Work to complete >>
Going through the data below, please show each line containing the string "repost".
[[ Task data open ]]
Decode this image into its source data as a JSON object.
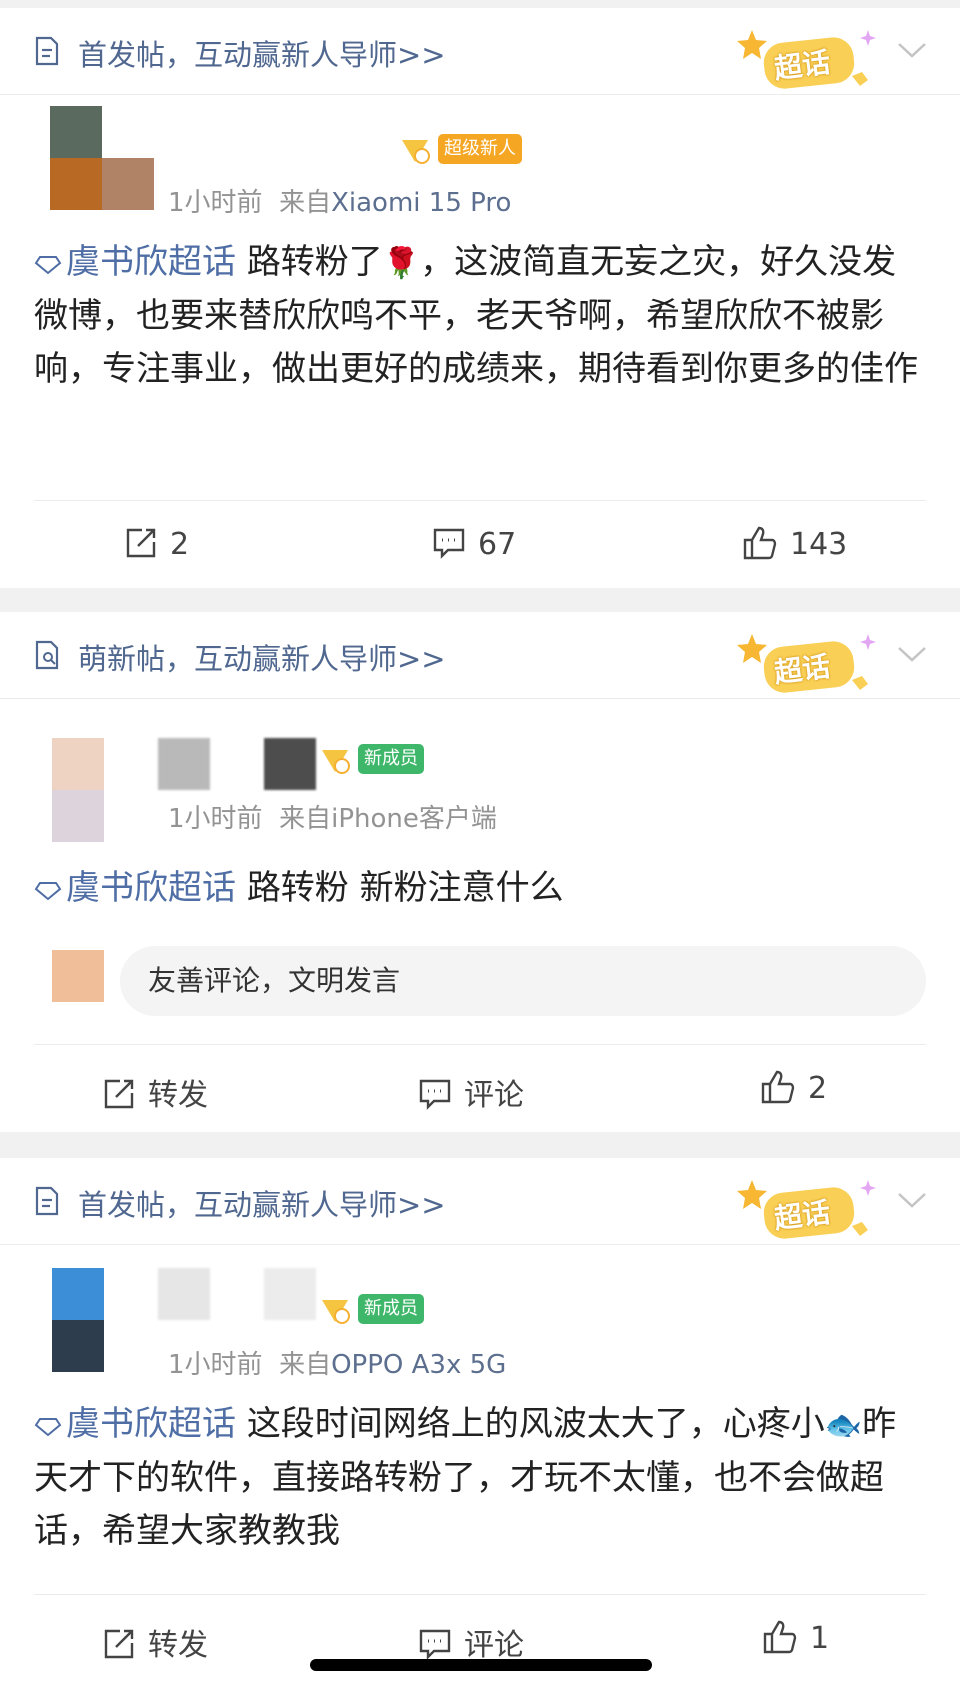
{
  "posts": [
    {
      "header": "首发帖，互动赢新人导师>>",
      "badge": "超话",
      "tag": "超级新人",
      "tag_color": "#f5a623",
      "meta_time": "1小时前",
      "meta_from": "来自",
      "meta_device": "Xiaomi 15 Pro",
      "topic": "虞书欣超话",
      "text_a": "路转粉了",
      "emoji": "🌹",
      "text_b": "，这波简直无妄之灾，好久没发微博，也要来替欣欣鸣不平，老天爷啊，希望欣欣不被影响，专注事业，做出更好的成绩来，期待看到你更多的佳作",
      "repost": "2",
      "comment": "67",
      "like": "143"
    },
    {
      "header": "萌新帖，互动赢新人导师>>",
      "badge": "超话",
      "tag": "新成员",
      "tag_color": "#3fb76a",
      "meta_time": "1小时前",
      "meta_from": "来自",
      "meta_device": "iPhone客户端",
      "topic": "虞书欣超话",
      "text_a": "路转粉 新粉注意什么",
      "comment_placeholder": "友善评论，文明发言",
      "repost": "转发",
      "comment": "评论",
      "like": "2"
    },
    {
      "header": "首发帖，互动赢新人导师>>",
      "badge": "超话",
      "tag": "新成员",
      "tag_color": "#3fb76a",
      "meta_time": "1小时前",
      "meta_from": "来自",
      "meta_device": "OPPO A3x 5G",
      "topic": "虞书欣超话",
      "text_a": "这段时间网络上的风波太大了，心疼小",
      "emoji": "🐟",
      "text_b": "昨天才下的软件，直接路转粉了，才玩不太懂，也不会做超话，希望大家教教我",
      "repost": "转发",
      "comment": "评论",
      "like": "1"
    }
  ],
  "colors": {
    "link": "#50678f",
    "topic": "#4f6ea5",
    "badge": "#f7c34a"
  },
  "icons": [
    "doc-icon",
    "supertopic-badge",
    "chevron-down-icon",
    "vip-icon",
    "diamond-icon",
    "repost-icon",
    "comment-icon",
    "like-icon"
  ]
}
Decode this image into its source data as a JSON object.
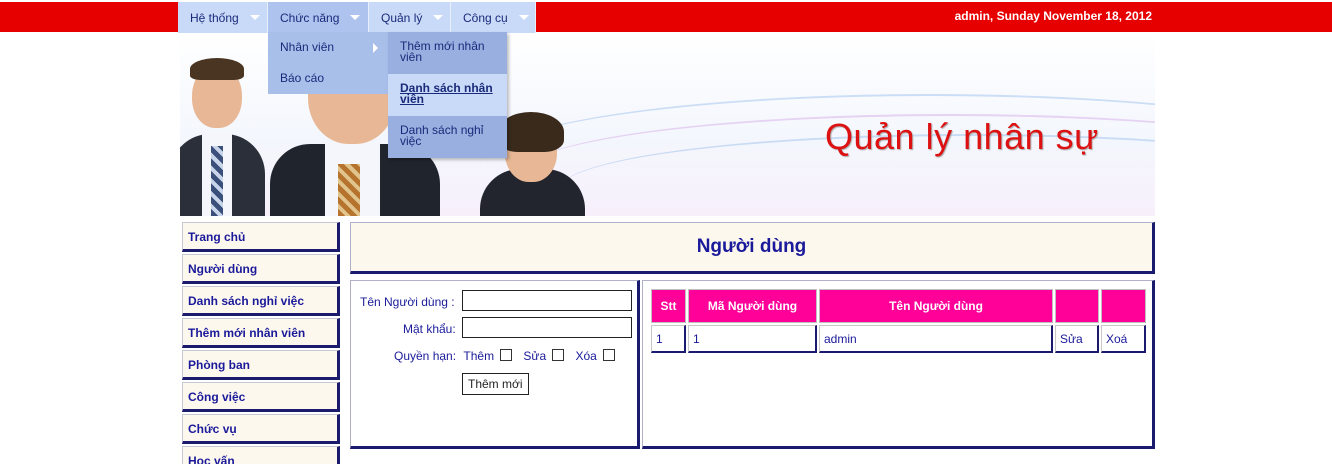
{
  "menubar": {
    "items": [
      {
        "label": "Hệ thống"
      },
      {
        "label": "Chức năng"
      },
      {
        "label": "Quản lý"
      },
      {
        "label": "Công cụ"
      }
    ],
    "user_info": "admin, Sunday November 18, 2012"
  },
  "dropdown_chuc_nang": {
    "items": [
      {
        "label": "Nhân viên"
      },
      {
        "label": "Báo cáo"
      }
    ]
  },
  "dropdown_nhan_vien": {
    "items": [
      {
        "label": "Thêm mới nhân viên"
      },
      {
        "label": "Danh sách nhân viên"
      },
      {
        "label": "Danh sách nghỉ việc"
      }
    ]
  },
  "banner": {
    "title": "Quản lý nhân sự"
  },
  "sidebar": {
    "items": [
      {
        "label": "Trang chủ"
      },
      {
        "label": "Người dùng"
      },
      {
        "label": "Danh sách nghỉ việc"
      },
      {
        "label": "Thêm mới nhân viên"
      },
      {
        "label": "Phòng ban"
      },
      {
        "label": "Công việc"
      },
      {
        "label": "Chức vụ"
      },
      {
        "label": "Học vấn"
      }
    ]
  },
  "main": {
    "title": "Người dùng"
  },
  "form": {
    "username_label": "Tên Người dùng :",
    "username_value": "",
    "password_label": "Mật khẩu:",
    "password_value": "",
    "permissions_label": "Quyền hạn:",
    "perm_add_label": "Thêm",
    "perm_edit_label": "Sửa",
    "perm_delete_label": "Xóa",
    "submit_label": "Thêm mới"
  },
  "table": {
    "headers": [
      "Stt",
      "Mã Người dùng",
      "Tên Người dùng",
      "",
      ""
    ],
    "rows": [
      {
        "stt": "1",
        "ma": "1",
        "ten": "admin",
        "edit": "Sửa",
        "delete": "Xoá"
      }
    ]
  },
  "colors": {
    "topbar": "#e60000",
    "menu": "#c9daf8",
    "table_header": "#ff0099",
    "nav_text": "#1a1a9a"
  }
}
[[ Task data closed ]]
Answer space >>
      "repost": "2",
      "repost": "转发",
      "repost": "转发",
    "repost-icon",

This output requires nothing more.